Let's pay attention to the city-state of Kish. Kish is built by the God Kish. The name of the God of Kish sounds in the Abaza and Abkhaz surnames Kishevs, Kishaevs, Kishmakhovs, Kishokovs, Kishmaria. We can assume that the origin of these names is somehow connected with the God Kish.
The city Nippur created by God Nippur or native Nipa residing in the village Starokuvinsky in Karachay-Cherkessia and Abkhazia.
The city of Umma was created by God, the Ummah, and the family of the Ummah created a demi-God of Umma. The ruler of the city-state of Umma bore the name of Usha, which today is preserved in Abaza (ashua) village Inzhich-Chukun of Karachay-Cherkess republic.
The Shumerian city of Lars is created by the God of Lars or the native of Lars, who lives in the village of Starokuvinsky of the Karachay-Cherkess republic.

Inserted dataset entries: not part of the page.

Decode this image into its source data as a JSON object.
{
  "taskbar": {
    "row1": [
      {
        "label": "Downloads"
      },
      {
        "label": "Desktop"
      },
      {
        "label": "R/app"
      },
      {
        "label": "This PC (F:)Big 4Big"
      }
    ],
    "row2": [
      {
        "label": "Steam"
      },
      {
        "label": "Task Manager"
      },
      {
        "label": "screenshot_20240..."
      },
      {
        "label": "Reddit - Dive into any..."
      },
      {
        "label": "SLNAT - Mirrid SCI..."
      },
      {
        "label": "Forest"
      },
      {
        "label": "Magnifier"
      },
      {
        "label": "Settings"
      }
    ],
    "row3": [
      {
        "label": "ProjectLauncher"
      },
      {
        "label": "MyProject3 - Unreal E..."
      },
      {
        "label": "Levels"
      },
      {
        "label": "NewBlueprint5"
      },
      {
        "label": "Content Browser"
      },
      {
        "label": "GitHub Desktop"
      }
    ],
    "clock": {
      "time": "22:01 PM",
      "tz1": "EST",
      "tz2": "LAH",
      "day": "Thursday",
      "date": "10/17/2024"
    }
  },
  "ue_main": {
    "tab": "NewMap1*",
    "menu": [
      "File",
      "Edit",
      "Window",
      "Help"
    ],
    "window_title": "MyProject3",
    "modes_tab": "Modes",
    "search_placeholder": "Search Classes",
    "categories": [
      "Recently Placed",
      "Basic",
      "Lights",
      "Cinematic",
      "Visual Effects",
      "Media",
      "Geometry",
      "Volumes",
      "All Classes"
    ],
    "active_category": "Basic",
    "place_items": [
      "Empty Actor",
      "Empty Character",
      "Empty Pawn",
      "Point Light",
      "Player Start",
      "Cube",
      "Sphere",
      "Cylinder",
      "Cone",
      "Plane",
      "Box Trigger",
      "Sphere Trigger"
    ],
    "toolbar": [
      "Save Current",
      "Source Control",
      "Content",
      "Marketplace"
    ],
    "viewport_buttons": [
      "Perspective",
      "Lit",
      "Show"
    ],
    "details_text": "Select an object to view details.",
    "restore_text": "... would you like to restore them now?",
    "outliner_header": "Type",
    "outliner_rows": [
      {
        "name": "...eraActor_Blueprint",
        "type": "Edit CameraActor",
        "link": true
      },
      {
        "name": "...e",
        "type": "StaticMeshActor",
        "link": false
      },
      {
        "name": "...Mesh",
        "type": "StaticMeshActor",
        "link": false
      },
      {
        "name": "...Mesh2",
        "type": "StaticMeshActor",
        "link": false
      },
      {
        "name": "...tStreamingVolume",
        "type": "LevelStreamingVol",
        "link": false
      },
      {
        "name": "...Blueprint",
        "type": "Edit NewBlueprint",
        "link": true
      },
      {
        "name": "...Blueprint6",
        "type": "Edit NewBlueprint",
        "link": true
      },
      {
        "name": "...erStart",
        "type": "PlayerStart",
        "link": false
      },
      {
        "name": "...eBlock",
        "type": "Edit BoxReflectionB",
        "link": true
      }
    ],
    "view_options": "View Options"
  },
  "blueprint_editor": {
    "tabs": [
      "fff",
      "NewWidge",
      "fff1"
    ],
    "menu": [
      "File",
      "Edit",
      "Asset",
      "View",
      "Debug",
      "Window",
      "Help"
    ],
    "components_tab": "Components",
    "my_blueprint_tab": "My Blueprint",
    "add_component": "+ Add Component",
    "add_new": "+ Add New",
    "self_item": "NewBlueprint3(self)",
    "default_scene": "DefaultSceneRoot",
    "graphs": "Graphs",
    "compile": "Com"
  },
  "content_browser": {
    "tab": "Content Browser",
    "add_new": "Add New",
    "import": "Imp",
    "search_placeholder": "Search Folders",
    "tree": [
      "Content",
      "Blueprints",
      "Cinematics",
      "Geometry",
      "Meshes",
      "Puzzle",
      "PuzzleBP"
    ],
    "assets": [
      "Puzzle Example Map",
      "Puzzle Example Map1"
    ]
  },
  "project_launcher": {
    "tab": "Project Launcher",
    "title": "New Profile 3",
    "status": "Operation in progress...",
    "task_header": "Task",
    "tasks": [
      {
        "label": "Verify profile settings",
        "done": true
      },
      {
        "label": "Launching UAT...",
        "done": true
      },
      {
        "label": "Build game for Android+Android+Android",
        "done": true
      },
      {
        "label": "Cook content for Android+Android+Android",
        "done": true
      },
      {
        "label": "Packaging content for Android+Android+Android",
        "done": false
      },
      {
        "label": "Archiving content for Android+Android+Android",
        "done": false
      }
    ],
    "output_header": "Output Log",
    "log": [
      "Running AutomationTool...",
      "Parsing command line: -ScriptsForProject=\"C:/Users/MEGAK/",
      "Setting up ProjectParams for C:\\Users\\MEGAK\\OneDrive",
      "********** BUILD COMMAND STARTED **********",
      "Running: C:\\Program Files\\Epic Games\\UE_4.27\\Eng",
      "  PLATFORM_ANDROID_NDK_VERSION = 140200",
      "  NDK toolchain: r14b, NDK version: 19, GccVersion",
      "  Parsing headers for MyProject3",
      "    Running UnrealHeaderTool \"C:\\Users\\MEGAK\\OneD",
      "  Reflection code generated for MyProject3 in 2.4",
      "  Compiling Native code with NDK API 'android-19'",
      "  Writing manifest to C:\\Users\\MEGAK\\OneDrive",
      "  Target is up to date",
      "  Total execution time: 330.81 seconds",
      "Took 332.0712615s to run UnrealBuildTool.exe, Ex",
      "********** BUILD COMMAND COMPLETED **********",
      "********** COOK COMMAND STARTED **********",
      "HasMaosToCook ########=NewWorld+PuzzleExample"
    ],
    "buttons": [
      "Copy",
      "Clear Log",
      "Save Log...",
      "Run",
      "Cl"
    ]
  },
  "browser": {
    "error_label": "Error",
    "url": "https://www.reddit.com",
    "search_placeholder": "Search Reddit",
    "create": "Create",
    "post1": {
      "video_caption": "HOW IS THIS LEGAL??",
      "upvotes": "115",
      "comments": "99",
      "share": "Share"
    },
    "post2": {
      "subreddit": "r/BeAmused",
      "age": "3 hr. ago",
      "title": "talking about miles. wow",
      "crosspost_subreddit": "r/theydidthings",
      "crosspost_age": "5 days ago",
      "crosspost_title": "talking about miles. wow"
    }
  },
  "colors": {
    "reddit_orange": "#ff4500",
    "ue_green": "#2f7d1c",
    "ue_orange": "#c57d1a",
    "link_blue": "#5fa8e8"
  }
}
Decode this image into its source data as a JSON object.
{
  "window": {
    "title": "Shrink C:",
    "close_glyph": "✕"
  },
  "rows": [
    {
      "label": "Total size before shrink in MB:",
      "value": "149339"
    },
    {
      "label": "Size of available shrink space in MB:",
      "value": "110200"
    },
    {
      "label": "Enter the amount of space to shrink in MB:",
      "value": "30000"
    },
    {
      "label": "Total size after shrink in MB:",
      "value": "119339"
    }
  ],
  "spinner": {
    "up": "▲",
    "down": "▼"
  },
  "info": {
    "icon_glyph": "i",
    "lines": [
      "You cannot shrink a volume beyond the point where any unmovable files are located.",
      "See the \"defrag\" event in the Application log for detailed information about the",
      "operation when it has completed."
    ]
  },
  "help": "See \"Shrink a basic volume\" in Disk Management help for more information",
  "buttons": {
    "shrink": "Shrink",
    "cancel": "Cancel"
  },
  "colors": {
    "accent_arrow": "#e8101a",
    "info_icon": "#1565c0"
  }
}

But here we must add that the city of Lars is in the Caucasus. Even Alexander Pushkin, who stayed in Lars, when traveling in the Caucasus, mentioned of it. "Seven miles from Lars is Daryalsky post. The gorge bears the same name. The rocks on both sides are parallel to the walls. Here so narrowly, so narrowly, writes one traveler, not only to see but seem to feel cramped. A piece of sky, like a ribbon, is turning blue above your head. The streams falling from the mountain height with small and splashed jets reminded me of Ganymede's abduction, a strange picture of Rembrandt" (A. S. Pushkin. A journey to Arzrum). Later in the same work Pushkin writes that already at the entrance to Georgia he stops in Ananuri, (translated from Abaza as "ray mother", "maternal light": An – mother, Nur – ray, light). "I came to Ananuri without feeling of tired. My horses didn't come. I was told that to the city of Dushet there were no more than ten versts, and I again went on foot. But I didn't know the road was uphill. These ten miles were worth a good twenty."
The name of the Shumerian city of Akka is preserved in Abkhazia: its capital, the city of Sukhum, is called in oral speech as the ancient name of Akka. And such examples are countless.
It should be noted that some cities and the names of the gods are translated from Kabardino-Circassian language, which tells us about the close relationship of the Kabardian (Adyghe) people with Abaza (Ashua) and Abkhazian. But at the same time, it should be noted that a lot of Abaza families over the last few centuries became Kabardian, and what we call today, Kabardino-Circassian, can not be linked with the Shumerians, as the Kabardians, in contrast to Abaza-ashua, came much later. Another thing is the Adygeans who lived near the Abaza people from ancient times. Kabardians themselves believe that in the past they were one people with Abaza and Abkhaz. This is confirmed by cuneiform texts written in the II-III Millennium BC, which are read in Abaza, and Abkhazian, and Kabardino-Circassian languages.